**Action item**
A complete copy of the entries, exactly as written, is the expected result.

**Component data from apps and pages**
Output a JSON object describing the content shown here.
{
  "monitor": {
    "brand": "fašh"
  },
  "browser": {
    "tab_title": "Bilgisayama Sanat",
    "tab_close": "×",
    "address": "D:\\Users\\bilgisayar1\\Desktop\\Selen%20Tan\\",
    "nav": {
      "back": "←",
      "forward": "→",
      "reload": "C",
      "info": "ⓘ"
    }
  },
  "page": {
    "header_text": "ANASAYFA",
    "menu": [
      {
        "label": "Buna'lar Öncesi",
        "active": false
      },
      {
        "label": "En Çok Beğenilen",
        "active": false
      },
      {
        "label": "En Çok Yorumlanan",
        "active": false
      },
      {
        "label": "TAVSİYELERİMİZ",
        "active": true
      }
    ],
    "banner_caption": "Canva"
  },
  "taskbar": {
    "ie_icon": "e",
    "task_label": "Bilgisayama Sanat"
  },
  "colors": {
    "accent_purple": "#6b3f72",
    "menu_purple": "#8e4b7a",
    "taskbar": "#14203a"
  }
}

**Output for this exercise**
Output a JSON object describing the content shown here.
{
  "monitor": {
    "brand": "fašh"
  },
  "browser": {
    "tab_title": "Bilgisayama Sanat",
    "tab_close": "×",
    "address": "D:\\Users\\bilgisayar1\\Desktop\\Selen%20Tan\\",
    "nav": {
      "back": "←",
      "forward": "→",
      "reload": "C",
      "info": "ⓘ"
    }
  },
  "page": {
    "header_text": "ANASAYFA",
    "menu": [
      {
        "label": "Buna'lar Öncesi",
        "active": false
      },
      {
        "label": "En Çok Beğenilen",
        "active": false
      },
      {
        "label": "En Çok Yorumlanan",
        "active": false
      },
      {
        "label": "TAVSİYELERİMİZ",
        "active": true
      }
    ],
    "banner_caption": "Canva"
  },
  "taskbar": {
    "ie_icon": "e",
    "task_label": "Bilgisayama Sanat"
  },
  "colors": {
    "accent_purple": "#6b3f72",
    "menu_purple": "#8e4b7a",
    "taskbar": "#14203a"
  }
}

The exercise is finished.